▼

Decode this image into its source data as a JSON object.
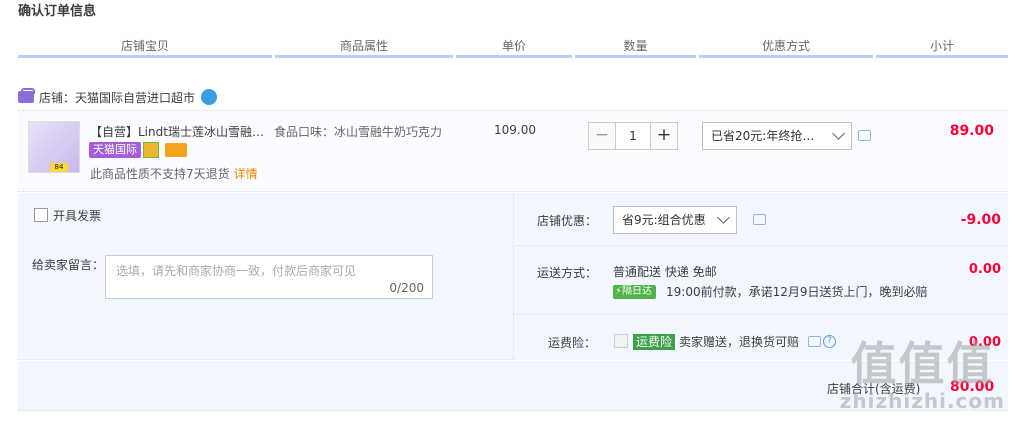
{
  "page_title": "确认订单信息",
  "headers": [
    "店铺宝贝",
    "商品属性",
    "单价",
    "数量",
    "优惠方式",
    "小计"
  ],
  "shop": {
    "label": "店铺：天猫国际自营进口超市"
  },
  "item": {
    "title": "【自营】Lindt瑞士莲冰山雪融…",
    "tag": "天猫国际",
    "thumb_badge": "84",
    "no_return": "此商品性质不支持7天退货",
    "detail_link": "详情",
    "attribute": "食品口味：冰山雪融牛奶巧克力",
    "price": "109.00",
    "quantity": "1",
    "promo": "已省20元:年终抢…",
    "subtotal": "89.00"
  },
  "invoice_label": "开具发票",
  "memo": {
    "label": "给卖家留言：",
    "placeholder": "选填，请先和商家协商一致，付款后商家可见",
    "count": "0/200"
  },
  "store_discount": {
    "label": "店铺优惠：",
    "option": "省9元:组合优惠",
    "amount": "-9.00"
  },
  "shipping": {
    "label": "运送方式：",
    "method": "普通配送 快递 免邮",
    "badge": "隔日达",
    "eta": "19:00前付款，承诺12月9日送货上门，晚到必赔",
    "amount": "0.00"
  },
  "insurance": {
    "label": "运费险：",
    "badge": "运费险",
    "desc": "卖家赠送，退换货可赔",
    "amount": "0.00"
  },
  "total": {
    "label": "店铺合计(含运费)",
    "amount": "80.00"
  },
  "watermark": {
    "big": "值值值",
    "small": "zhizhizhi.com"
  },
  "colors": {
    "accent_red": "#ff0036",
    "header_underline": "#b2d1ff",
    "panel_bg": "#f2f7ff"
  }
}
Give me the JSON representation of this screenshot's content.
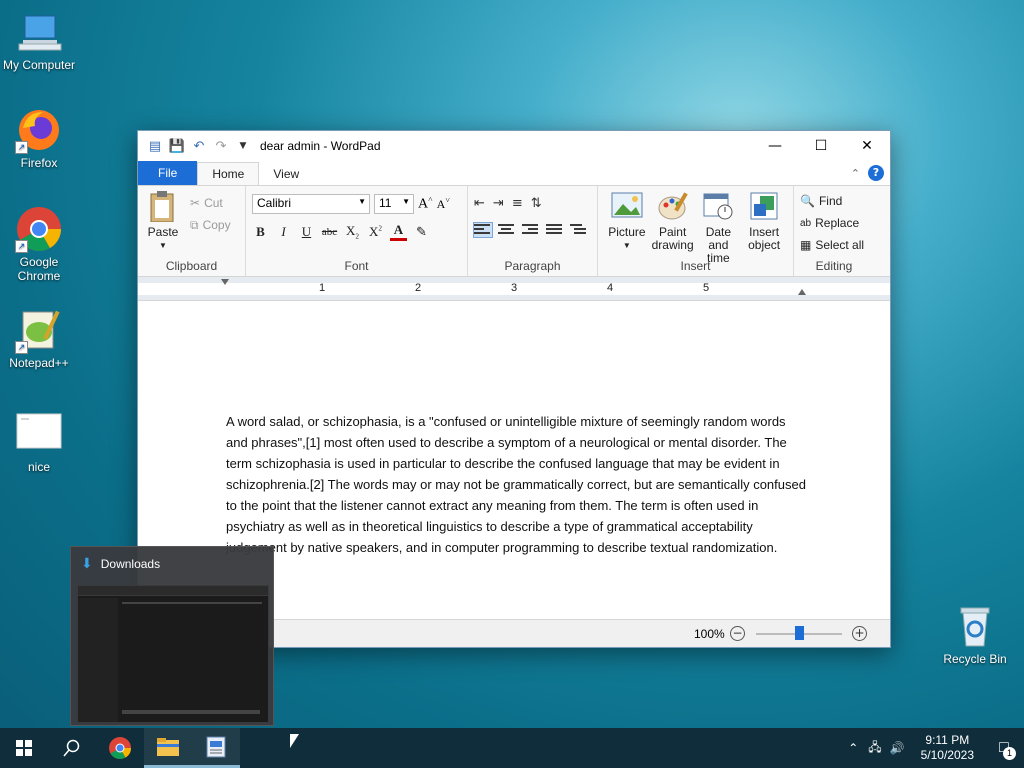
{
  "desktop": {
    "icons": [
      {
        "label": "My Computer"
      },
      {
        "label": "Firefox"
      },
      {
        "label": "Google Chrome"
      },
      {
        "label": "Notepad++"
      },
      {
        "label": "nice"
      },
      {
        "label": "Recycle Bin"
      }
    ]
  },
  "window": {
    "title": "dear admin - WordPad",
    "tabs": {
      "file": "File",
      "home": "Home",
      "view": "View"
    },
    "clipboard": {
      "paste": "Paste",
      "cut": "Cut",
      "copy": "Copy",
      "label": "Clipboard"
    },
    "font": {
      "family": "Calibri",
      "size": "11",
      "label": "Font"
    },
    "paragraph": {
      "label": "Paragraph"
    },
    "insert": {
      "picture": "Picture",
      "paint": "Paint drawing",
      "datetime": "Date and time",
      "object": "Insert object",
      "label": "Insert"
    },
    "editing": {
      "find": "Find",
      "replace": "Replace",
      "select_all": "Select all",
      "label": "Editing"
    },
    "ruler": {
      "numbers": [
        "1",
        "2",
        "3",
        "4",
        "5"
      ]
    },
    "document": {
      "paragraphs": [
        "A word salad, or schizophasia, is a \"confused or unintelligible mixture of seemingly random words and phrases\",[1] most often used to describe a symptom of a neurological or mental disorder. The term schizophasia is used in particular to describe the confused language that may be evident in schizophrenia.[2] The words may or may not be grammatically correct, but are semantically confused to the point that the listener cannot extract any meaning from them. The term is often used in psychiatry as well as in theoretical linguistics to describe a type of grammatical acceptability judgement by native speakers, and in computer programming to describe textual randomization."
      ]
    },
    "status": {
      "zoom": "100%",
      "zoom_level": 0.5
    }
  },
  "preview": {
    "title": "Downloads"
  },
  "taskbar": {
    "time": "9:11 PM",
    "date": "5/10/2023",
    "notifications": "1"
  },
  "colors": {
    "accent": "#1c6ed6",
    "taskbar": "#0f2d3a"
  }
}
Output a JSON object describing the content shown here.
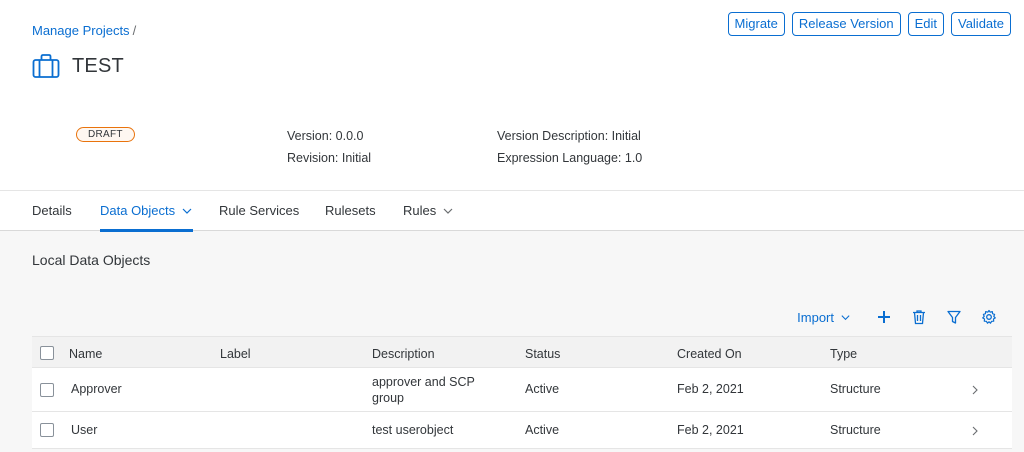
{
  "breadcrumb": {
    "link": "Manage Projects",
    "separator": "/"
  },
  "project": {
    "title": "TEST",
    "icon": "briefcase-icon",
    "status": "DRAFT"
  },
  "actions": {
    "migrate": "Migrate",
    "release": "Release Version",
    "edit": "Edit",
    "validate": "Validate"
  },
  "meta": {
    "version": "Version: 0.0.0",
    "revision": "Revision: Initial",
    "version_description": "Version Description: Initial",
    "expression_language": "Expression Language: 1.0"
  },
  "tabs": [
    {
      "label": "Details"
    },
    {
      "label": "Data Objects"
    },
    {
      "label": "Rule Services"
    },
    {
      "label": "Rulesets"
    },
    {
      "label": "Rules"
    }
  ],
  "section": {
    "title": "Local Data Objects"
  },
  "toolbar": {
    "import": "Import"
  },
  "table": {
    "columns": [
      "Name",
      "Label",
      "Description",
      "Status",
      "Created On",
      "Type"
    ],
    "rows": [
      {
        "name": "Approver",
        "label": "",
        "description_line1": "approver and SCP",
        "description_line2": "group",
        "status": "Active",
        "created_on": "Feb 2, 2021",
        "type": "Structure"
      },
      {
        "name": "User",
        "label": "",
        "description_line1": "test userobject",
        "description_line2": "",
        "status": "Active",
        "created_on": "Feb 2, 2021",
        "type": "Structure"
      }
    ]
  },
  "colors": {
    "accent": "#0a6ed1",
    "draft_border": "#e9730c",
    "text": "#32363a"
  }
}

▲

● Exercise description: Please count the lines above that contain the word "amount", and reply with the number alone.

● Response area: 4